■ What the task requires:
The response is to be the full listing, set down exactly.

------------------------

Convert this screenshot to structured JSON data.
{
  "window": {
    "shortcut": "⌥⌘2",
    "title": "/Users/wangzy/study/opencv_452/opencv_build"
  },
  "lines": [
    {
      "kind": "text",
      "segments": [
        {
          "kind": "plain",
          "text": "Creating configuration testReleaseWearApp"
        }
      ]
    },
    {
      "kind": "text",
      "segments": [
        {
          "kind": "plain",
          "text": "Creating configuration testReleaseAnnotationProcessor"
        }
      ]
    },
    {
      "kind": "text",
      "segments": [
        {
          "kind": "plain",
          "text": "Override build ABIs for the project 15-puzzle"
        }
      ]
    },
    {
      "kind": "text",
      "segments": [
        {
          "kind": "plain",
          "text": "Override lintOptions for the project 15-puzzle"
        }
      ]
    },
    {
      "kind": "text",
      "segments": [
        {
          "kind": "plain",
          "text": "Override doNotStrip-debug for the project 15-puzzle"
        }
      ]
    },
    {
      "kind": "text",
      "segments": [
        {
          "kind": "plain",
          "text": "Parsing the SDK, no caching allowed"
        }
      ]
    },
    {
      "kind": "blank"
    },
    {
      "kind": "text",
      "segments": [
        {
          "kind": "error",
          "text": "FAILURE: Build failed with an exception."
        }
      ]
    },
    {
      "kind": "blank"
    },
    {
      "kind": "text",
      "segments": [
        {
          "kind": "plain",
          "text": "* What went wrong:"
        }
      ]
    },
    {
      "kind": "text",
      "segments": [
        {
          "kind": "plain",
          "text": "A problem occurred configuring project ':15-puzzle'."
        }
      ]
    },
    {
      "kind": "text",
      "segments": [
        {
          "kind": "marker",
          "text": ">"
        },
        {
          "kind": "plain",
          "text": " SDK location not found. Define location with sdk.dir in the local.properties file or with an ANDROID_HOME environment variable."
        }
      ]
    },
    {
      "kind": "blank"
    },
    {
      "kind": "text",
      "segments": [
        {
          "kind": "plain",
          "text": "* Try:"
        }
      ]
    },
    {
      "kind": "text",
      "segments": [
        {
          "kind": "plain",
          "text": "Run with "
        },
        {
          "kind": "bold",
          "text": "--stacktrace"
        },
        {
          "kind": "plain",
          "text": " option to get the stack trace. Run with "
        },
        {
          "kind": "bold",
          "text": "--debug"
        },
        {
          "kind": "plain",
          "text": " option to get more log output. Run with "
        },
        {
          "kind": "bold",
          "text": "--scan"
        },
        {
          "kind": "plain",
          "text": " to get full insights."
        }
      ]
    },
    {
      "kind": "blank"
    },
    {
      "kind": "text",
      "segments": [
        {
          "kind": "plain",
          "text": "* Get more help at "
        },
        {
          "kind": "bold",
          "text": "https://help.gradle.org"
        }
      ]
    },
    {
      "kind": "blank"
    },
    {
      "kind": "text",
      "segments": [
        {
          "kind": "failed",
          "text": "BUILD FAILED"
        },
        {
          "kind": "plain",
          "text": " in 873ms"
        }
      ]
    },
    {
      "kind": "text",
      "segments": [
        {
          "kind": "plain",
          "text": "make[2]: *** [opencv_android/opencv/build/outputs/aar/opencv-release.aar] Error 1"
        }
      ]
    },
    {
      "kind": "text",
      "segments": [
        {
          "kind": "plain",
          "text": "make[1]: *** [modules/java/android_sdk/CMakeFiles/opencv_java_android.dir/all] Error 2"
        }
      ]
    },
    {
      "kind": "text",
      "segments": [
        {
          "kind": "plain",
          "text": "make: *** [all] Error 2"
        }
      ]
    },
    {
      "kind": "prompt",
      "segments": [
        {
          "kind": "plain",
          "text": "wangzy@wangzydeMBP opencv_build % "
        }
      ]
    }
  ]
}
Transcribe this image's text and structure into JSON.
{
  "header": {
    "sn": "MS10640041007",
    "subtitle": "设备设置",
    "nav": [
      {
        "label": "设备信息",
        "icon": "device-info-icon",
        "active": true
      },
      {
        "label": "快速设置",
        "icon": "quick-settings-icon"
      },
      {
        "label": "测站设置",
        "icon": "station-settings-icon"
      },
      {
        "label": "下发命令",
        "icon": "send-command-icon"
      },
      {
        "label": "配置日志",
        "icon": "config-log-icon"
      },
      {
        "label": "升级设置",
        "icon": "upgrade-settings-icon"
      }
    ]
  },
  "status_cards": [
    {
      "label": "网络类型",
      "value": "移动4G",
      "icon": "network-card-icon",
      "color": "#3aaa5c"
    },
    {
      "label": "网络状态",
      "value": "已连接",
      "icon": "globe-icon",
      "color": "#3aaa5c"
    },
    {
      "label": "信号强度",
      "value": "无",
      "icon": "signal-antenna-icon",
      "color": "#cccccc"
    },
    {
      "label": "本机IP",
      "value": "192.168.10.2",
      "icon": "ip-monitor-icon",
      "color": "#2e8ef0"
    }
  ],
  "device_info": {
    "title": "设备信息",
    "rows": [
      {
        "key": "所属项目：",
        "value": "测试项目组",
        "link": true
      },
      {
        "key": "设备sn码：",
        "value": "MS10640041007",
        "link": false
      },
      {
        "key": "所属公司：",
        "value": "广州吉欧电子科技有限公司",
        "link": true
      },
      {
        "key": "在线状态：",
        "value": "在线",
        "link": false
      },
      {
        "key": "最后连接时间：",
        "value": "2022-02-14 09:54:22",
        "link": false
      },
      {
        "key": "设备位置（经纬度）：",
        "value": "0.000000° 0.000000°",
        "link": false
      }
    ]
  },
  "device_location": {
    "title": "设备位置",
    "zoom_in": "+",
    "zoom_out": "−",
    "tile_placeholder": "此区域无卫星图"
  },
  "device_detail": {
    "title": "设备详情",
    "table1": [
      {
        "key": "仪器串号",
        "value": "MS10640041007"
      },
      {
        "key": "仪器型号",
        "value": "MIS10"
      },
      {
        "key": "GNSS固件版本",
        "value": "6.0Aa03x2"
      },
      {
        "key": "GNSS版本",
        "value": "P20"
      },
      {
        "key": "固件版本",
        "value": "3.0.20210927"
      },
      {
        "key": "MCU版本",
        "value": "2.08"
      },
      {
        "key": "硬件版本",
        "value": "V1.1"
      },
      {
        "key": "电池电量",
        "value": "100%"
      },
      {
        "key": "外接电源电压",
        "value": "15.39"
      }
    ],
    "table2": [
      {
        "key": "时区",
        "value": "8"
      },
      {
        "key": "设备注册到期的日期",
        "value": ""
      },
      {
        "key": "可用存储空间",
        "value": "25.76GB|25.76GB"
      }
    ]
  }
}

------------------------

■ Exercise answer:
Convert this screenshot to structured JSON data.
{
  "window": {
    "shortcut": "⌥⌘2",
    "title": "/Users/wangzy/study/opencv_452/opencv_build"
  },
  "lines": [
    {
      "kind": "text",
      "segments": [
        {
          "kind": "plain",
          "text": "Creating configuration testReleaseWearApp"
        }
      ]
    },
    {
      "kind": "text",
      "segments": [
        {
          "kind": "plain",
          "text": "Creating configuration testReleaseAnnotationProcessor"
        }
      ]
    },
    {
      "kind": "text",
      "segments": [
        {
          "kind": "plain",
          "text": "Override build ABIs for the project 15-puzzle"
        }
      ]
    },
    {
      "kind": "text",
      "segments": [
        {
          "kind": "plain",
          "text": "Override lintOptions for the project 15-puzzle"
        }
      ]
    },
    {
      "kind": "text",
      "segments": [
        {
          "kind": "plain",
          "text": "Override doNotStrip-debug for the project 15-puzzle"
        }
      ]
    },
    {
      "kind": "text",
      "segments": [
        {
          "kind": "plain",
          "text": "Parsing the SDK, no caching allowed"
        }
      ]
    },
    {
      "kind": "blank"
    },
    {
      "kind": "text",
      "segments": [
        {
          "kind": "error",
          "text": "FAILURE: Build failed with an exception."
        }
      ]
    },
    {
      "kind": "blank"
    },
    {
      "kind": "text",
      "segments": [
        {
          "kind": "plain",
          "text": "* What went wrong:"
        }
      ]
    },
    {
      "kind": "text",
      "segments": [
        {
          "kind": "plain",
          "text": "A problem occurred configuring project ':15-puzzle'."
        }
      ]
    },
    {
      "kind": "text",
      "segments": [
        {
          "kind": "marker",
          "text": ">"
        },
        {
          "kind": "plain",
          "text": " SDK location not found. Define location with sdk.dir in the local.properties file or with an ANDROID_HOME environment variable."
        }
      ]
    },
    {
      "kind": "blank"
    },
    {
      "kind": "text",
      "segments": [
        {
          "kind": "plain",
          "text": "* Try:"
        }
      ]
    },
    {
      "kind": "text",
      "segments": [
        {
          "kind": "plain",
          "text": "Run with "
        },
        {
          "kind": "bold",
          "text": "--stacktrace"
        },
        {
          "kind": "plain",
          "text": " option to get the stack trace. Run with "
        },
        {
          "kind": "bold",
          "text": "--debug"
        },
        {
          "kind": "plain",
          "text": " option to get more log output. Run with "
        },
        {
          "kind": "bold",
          "text": "--scan"
        },
        {
          "kind": "plain",
          "text": " to get full insights."
        }
      ]
    },
    {
      "kind": "blank"
    },
    {
      "kind": "text",
      "segments": [
        {
          "kind": "plain",
          "text": "* Get more help at "
        },
        {
          "kind": "bold",
          "text": "https://help.gradle.org"
        }
      ]
    },
    {
      "kind": "blank"
    },
    {
      "kind": "text",
      "segments": [
        {
          "kind": "failed",
          "text": "BUILD FAILED"
        },
        {
          "kind": "plain",
          "text": " in 873ms"
        }
      ]
    },
    {
      "kind": "text",
      "segments": [
        {
          "kind": "plain",
          "text": "make[2]: *** [opencv_android/opencv/build/outputs/aar/opencv-release.aar] Error 1"
        }
      ]
    },
    {
      "kind": "text",
      "segments": [
        {
          "kind": "plain",
          "text": "make[1]: *** [modules/java/android_sdk/CMakeFiles/opencv_java_android.dir/all] Error 2"
        }
      ]
    },
    {
      "kind": "text",
      "segments": [
        {
          "kind": "plain",
          "text": "make: *** [all] Error 2"
        }
      ]
    },
    {
      "kind": "prompt",
      "segments": [
        {
          "kind": "plain",
          "text": "wangzy@wangzydeMBP opencv_build % "
        }
      ]
    }
  ]
}
Transcribe this image's text and structure into JSON.
{
  "header": {
    "sn": "MS10640041007",
    "subtitle": "设备设置",
    "nav": [
      {
        "label": "设备信息",
        "icon": "device-info-icon",
        "active": true
      },
      {
        "label": "快速设置",
        "icon": "quick-settings-icon"
      },
      {
        "label": "测站设置",
        "icon": "station-settings-icon"
      },
      {
        "label": "下发命令",
        "icon": "send-command-icon"
      },
      {
        "label": "配置日志",
        "icon": "config-log-icon"
      },
      {
        "label": "升级设置",
        "icon": "upgrade-settings-icon"
      }
    ]
  },
  "status_cards": [
    {
      "label": "网络类型",
      "value": "移动4G",
      "icon": "network-card-icon",
      "color": "#3aaa5c"
    },
    {
      "label": "网络状态",
      "value": "已连接",
      "icon": "globe-icon",
      "color": "#3aaa5c"
    },
    {
      "label": "信号强度",
      "value": "无",
      "icon": "signal-antenna-icon",
      "color": "#cccccc"
    },
    {
      "label": "本机IP",
      "value": "192.168.10.2",
      "icon": "ip-monitor-icon",
      "color": "#2e8ef0"
    }
  ],
  "device_info": {
    "title": "设备信息",
    "rows": [
      {
        "key": "所属项目：",
        "value": "测试项目组",
        "link": true
      },
      {
        "key": "设备sn码：",
        "value": "MS10640041007",
        "link": false
      },
      {
        "key": "所属公司：",
        "value": "广州吉欧电子科技有限公司",
        "link": true
      },
      {
        "key": "在线状态：",
        "value": "在线",
        "link": false
      },
      {
        "key": "最后连接时间：",
        "value": "2022-02-14 09:54:22",
        "link": false
      },
      {
        "key": "设备位置（经纬度）：",
        "value": "0.000000° 0.000000°",
        "link": false
      }
    ]
  },
  "device_location": {
    "title": "设备位置",
    "zoom_in": "+",
    "zoom_out": "−",
    "tile_placeholder": "此区域无卫星图"
  },
  "device_detail": {
    "title": "设备详情",
    "table1": [
      {
        "key": "仪器串号",
        "value": "MS10640041007"
      },
      {
        "key": "仪器型号",
        "value": "MIS10"
      },
      {
        "key": "GNSS固件版本",
        "value": "6.0Aa03x2"
      },
      {
        "key": "GNSS版本",
        "value": "P20"
      },
      {
        "key": "固件版本",
        "value": "3.0.20210927"
      },
      {
        "key": "MCU版本",
        "value": "2.08"
      },
      {
        "key": "硬件版本",
        "value": "V1.1"
      },
      {
        "key": "电池电量",
        "value": "100%"
      },
      {
        "key": "外接电源电压",
        "value": "15.39"
      }
    ],
    "table2": [
      {
        "key": "时区",
        "value": "8"
      },
      {
        "key": "设备注册到期的日期",
        "value": ""
      },
      {
        "key": "可用存储空间",
        "value": "25.76GB|25.76GB"
      }
    ]
  }
}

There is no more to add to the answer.